We agree with the lower court that the passages set forth in footnote 1, supra, are at least capable of defamatory meaning, because they are capable of conveying to the average reader imputations of involvement in or actual guilt of crimes involving moral turpitude and of immorality on the part of the plaintiff, Lillian Reis Corabi, thereby tending to harm her reputation, lower her in the estimation of the community, and deter third parties from associating with her.*fn2

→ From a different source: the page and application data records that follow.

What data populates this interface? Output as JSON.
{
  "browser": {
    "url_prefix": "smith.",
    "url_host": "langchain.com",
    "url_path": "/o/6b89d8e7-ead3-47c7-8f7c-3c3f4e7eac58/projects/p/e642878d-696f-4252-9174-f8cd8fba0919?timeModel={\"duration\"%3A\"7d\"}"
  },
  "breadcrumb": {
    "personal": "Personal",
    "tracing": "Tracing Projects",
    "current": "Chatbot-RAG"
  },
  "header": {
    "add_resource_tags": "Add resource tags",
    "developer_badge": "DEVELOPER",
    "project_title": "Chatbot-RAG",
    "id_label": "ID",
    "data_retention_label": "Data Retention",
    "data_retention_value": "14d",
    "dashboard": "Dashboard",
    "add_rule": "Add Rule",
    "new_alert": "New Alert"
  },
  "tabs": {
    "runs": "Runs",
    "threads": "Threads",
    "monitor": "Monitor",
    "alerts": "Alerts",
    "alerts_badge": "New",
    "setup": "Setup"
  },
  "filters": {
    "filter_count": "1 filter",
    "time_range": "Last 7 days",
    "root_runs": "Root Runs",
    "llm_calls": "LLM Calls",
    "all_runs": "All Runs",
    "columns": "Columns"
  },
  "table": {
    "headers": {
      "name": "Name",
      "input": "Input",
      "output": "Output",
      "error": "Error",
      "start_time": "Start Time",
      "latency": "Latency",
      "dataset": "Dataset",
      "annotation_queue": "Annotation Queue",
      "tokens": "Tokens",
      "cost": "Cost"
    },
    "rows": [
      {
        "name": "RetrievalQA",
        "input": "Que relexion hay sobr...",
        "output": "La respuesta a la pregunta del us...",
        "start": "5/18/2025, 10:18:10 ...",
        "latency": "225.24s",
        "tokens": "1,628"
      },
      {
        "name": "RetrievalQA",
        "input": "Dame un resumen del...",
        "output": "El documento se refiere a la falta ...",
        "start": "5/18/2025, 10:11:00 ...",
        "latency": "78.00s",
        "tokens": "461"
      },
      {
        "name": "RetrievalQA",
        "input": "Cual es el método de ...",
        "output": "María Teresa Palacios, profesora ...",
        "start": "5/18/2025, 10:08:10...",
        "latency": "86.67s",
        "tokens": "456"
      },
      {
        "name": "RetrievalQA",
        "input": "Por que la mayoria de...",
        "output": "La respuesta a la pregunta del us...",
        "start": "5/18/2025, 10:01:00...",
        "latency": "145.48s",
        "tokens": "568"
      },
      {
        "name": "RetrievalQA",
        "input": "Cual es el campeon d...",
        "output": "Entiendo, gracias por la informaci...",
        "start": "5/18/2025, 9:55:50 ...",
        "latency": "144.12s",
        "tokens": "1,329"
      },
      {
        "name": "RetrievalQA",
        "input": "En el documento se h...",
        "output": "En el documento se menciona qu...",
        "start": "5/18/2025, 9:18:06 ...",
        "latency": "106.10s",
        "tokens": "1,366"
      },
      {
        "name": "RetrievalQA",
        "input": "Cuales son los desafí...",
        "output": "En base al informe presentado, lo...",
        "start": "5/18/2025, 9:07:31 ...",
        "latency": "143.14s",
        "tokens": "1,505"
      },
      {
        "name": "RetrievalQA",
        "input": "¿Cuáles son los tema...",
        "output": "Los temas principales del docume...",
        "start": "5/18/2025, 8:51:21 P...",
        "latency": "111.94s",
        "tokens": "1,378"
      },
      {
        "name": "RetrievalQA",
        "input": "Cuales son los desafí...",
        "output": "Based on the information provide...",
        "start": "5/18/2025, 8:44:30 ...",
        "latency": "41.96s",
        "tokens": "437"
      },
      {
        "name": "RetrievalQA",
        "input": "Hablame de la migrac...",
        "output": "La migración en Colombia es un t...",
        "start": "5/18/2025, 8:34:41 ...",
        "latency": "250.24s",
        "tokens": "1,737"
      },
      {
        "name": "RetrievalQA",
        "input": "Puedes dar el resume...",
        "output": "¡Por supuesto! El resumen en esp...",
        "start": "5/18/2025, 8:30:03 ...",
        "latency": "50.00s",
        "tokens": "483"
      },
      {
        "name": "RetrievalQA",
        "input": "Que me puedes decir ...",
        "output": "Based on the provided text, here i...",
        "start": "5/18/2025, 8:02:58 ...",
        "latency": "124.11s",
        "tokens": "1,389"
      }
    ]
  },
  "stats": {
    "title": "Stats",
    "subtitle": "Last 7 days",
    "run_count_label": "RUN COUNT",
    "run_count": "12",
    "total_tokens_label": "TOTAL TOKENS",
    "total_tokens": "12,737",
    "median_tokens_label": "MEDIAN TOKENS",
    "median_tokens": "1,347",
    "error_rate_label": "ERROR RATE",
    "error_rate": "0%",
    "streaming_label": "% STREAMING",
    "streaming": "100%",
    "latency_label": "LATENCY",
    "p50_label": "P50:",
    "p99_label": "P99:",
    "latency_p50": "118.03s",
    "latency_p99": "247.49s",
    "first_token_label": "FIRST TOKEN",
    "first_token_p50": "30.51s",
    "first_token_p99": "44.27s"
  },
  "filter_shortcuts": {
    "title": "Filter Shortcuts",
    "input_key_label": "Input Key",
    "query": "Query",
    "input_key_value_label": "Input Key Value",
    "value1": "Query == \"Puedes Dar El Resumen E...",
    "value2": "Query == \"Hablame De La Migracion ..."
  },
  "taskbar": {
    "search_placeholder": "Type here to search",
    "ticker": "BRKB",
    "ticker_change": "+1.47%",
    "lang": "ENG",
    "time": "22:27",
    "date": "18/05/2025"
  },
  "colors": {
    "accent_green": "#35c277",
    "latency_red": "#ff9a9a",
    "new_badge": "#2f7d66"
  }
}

Curtis next argues that the court below should have granted its motion for judgment n.o.v. on the libel count because plaintiff failed to show by clear and convincing evidence either falsity or actual malice, and that defendant's rights under the First and Fourteenth Amendments to the United States Constitution were thereby violated.
Implicit in this argument are three contentions of law, aside from their application to the facts of this
case: (1) Plaintiff must prove "actual malice" on the part of the defendant in publishing the article in order to recover for libel; (2) A prerequisite to a finding of actual malice is falsity, so plaintiff must likewise prove falsity; and (3) Both of these must be proved by "clear and convincing" evidence rather than by a preponderance of the evidence.
These contentions, especially contention (2), assume particular importance in this case because of a tactical decision made by Curtis' counsel at trial. Initially, in answer to plaintiff's amended complaint, Curtis asserted, inter alia, defenses of (1) consent, (2) substantial truth, (3) privileged character of the article because it was a matter of public interest published without malice, (4) privilege of fair and accurate comment on judicial proceedings, and (5) constitutional privilege under the First and Fourteenth Amendments because the publication concerned a public figure and was published without actual malice. After the plaintiff had concluded her case in chief and prior to beginning his case in chief, counsel for Curtis withdrew defenses (2), (3), and (4), supra, relying thereafter solely on the defenses of consent and constitutional privilege. With reference particularly to the withdrawal of the defense of substantial truth, counsel for Curtis claimed that, should the constitutional privilege be applicable, New York Times Co. v. Sullivan, 376 U.S. 254, 84 S. Ct. 710 (1964), and its progeny placed ...